The de Blasio administration has arrived at a landmark agreement to fund school safety agents to any New York City yeshivah that requests them, a startling turnaround hailed by yeshivos as the first of its kind anywhere in the world.
Months after rejecting a bill that would have provided police officers to yeshivos, Mayor Bill de Blasio announced a compromise with the legislation’s sponsor, Councilman David Greenfield. Larger yeshivos may apply for funding based on how many students they have, and if approved may hire agents from a select list of private security agencies.
The original bill, which already has 45 city council sponsors out of 51 lawmakers, was not in the 2016 budget when the plan was announced in June. The mayor began discussions with Greenfield about two months ago and announced the agreement in a statement last Wednesday.
“The safety of all children is our collective responsibility, and that’s something the NYPD and city agencies act on each and every day,” de Blasio said. “We’re pleased we could work productively with Speaker Mark-Viverito, Councilman Greenfield and their colleagues on an initiative that gives the administration the flexibility to develop a program that recognizes community needs, while addressing administration concerns about diverting critical police resources.”
“Nothing is more important than our children’s safety,” Greenfield said. “This legislation recognizes that all children, regardless of where they go to school, deserve to learn in a safe environment.”
According to Wiley Norvell, a spokesman for the mayor, the bill will be voted on early next year and implemented on April 1, 2016 — a week after Purim.
Under the bill, the city will provide at least one security guard to non-public schools with 300 or more students. Schools with 500 students will be entitled to two agents, with every additional 500 students making them eligible for an additional guard. A school with 2,000 students will be able to hire five guards.
About 75 percent of yeshivos are considered eligible, according to data provided by Greenfield’s office. In the 2013-2014 school year, there were 265,923 non-public school students, of which 192,910, or 72.5 percent, attended schools of 300 or more students.
Of the total, 106,365 students attended yeshivos and 87,157, or 81.9 percent of those, attended schools of 300 or more students.
The safety agents must be registered and trained according to state law and they must be referred by a state-licensed security-guard agency. The law will also require that the guards are paid the prevailing wage, or about $49,000 a year.
The agents will all be unarmed civilians — police do not allow any guns into schools — and they will be required to submit an annual report to the New York Police Department detailing any incidents that occurred. But the guards will be answerable to the yeshivos and will be available based on their schedule. So ,if a yeshivah has mishmar on Thursday, the security is covered for the late hours.
Several larger yeshivos have in recent years hired security agents at private expense. The agreement now allows hundreds of others to the same. Several yeshivah administrators who spoke to Hamodia were enthusiastic about the bill.

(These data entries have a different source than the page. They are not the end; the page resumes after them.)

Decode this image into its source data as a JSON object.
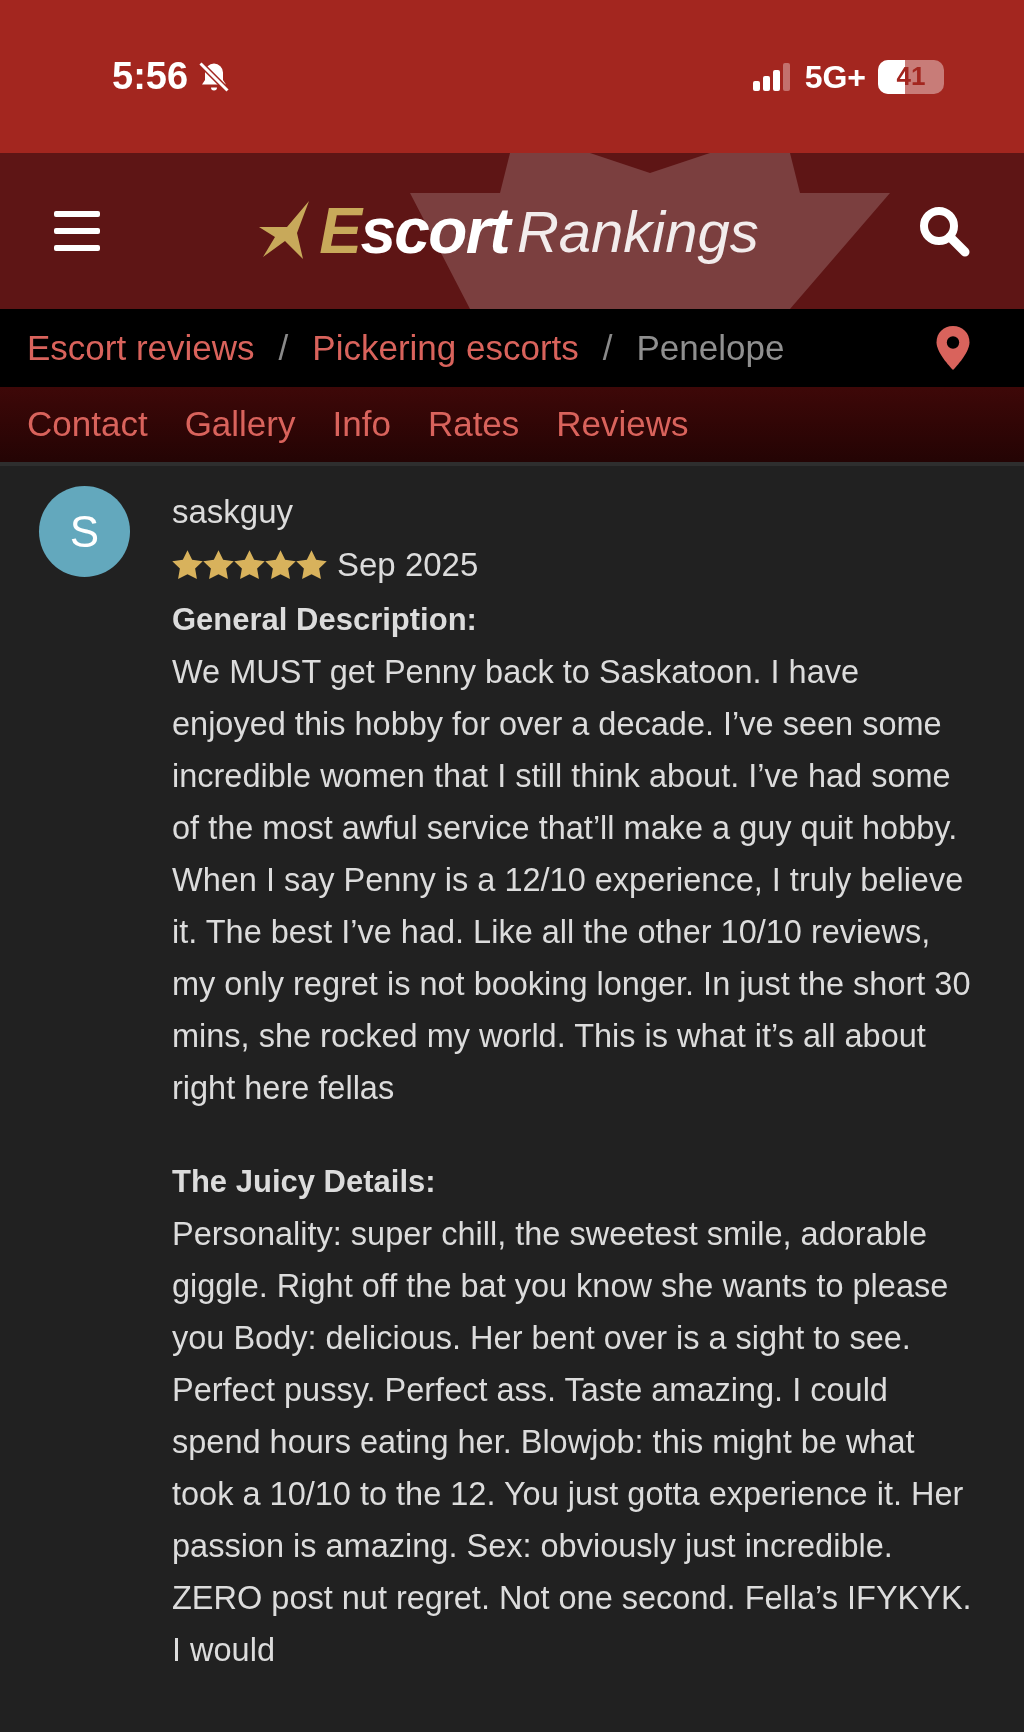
{
  "status_bar": {
    "time": "5:56",
    "network": "5G+",
    "battery": "41"
  },
  "header": {
    "logo_bold": "Escort",
    "logo_light": "Rankings"
  },
  "breadcrumbs": [
    {
      "label": "Escort reviews",
      "current": false
    },
    {
      "label": "Pickering escorts",
      "current": false
    },
    {
      "label": "Penelope",
      "current": true
    }
  ],
  "breadcrumb_separator": "/",
  "tabs": [
    {
      "label": "Contact"
    },
    {
      "label": "Gallery"
    },
    {
      "label": "Info"
    },
    {
      "label": "Rates"
    },
    {
      "label": "Reviews"
    }
  ],
  "review": {
    "avatar_letter": "S",
    "author": "saskguy",
    "stars": 5,
    "date": "Sep 2025",
    "sections": [
      {
        "heading": "General Description:",
        "body": "We MUST get Penny back to Saskatoon. I have enjoyed this hobby for over a decade. I’ve seen some incredible women that I still think about. I’ve had some of the most awful service that’ll make a guy quit hobby. When I say Penny is a 12/10 experience, I truly believe it. The best I’ve had. Like all the other 10/10 reviews, my only regret is not booking longer. In just the short 30 mins, she rocked my world. This is what it’s all about right here fellas"
      },
      {
        "heading": "The Juicy Details:",
        "body": "Personality: super chill, the sweetest smile, adorable giggle. Right off the bat you know she wants to please you Body: delicious. Her bent over is a sight to see. Perfect pussy. Perfect ass. Taste amazing. I could spend hours eating her. Blowjob: this might be what took a 10/10 to the 12. You just gotta experience it. Her passion is amazing. Sex: obviously just incredible. ZERO post nut regret. Not one second. Fella’s IFYKYK. I would"
      }
    ]
  }
}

“This is landmark legislation!” emailed Rabbi Ephraim Scherman, administrator of Bais Brocho girls’ school. “Councilman David Greenfield will long be remembered for reassuring parents that their children will be safe. Councilman Greenfield simply does not give up on the essential issues, and for that he has earned the gratitude of us all.”
“Beautiful,” said Rabbi Dovid Stein, administrator of Yeshiva Karlin Stolin. “I congratulate Councilman David Greenfield for working on this until now. I believe it’s fantastic.”
Another administrator praised the compromise as a “good start” but said that he hoped it would be made available to shuls and smaller yeshivos as well.
Spending on the program is capped at $19.8 million in the first year and allows for future increases as needed. The city estimates that about 500 guards will be hired.
“This will be a targeted and fiscally responsible effort that will bolster security where it’s most appropriate,” de Blasio said. “Additional security guards, who will work closely with the NYPD, will put more eyes and ears on the ground and will improve our ability to keep all New Yorkers safe.”
The agreement, 21 months in the works, according to Greenfield, was praised by the gamut of Jewish groups.
“This is wonderful news,” said Rabbi Chaim Dovid Zwiebel, Agudath Israel’s executive vice president. He said that Hashem is the Shomer Yisroel, “but that does not absolve us of our shtadlonus responsibility to take those steps. This new city program will go a long way toward helping us discharge that responsibility.”
Josh Mehlman, chairman of the Flatbush Jewish Community Coalition, thanked Greenfield for spearheading the effort.
“David’s creativity and leadership enabled this effort to come to fruition,” Mehlman said in a statement, adding that “we are hopeful that the mayor will eventually increase funding to allow the inclusion of more schools, and multiple security agents for the schools with larger facilities.”
Councilman Chaim Deutsch, who chairs the council’s Non-Public Schools Subcommittee, called the agreement “great news.” He urged yeshivos to implement other measures, such as scheduling an NYPD security survey and putting in cameras, safety drills and visitor passes.
Greenfield told Hamodia that the deal was “huge,” thanking the mayor for working with him.
“This is huge; no other city in the world does this,” Greenfield said. “This is a very big deal.”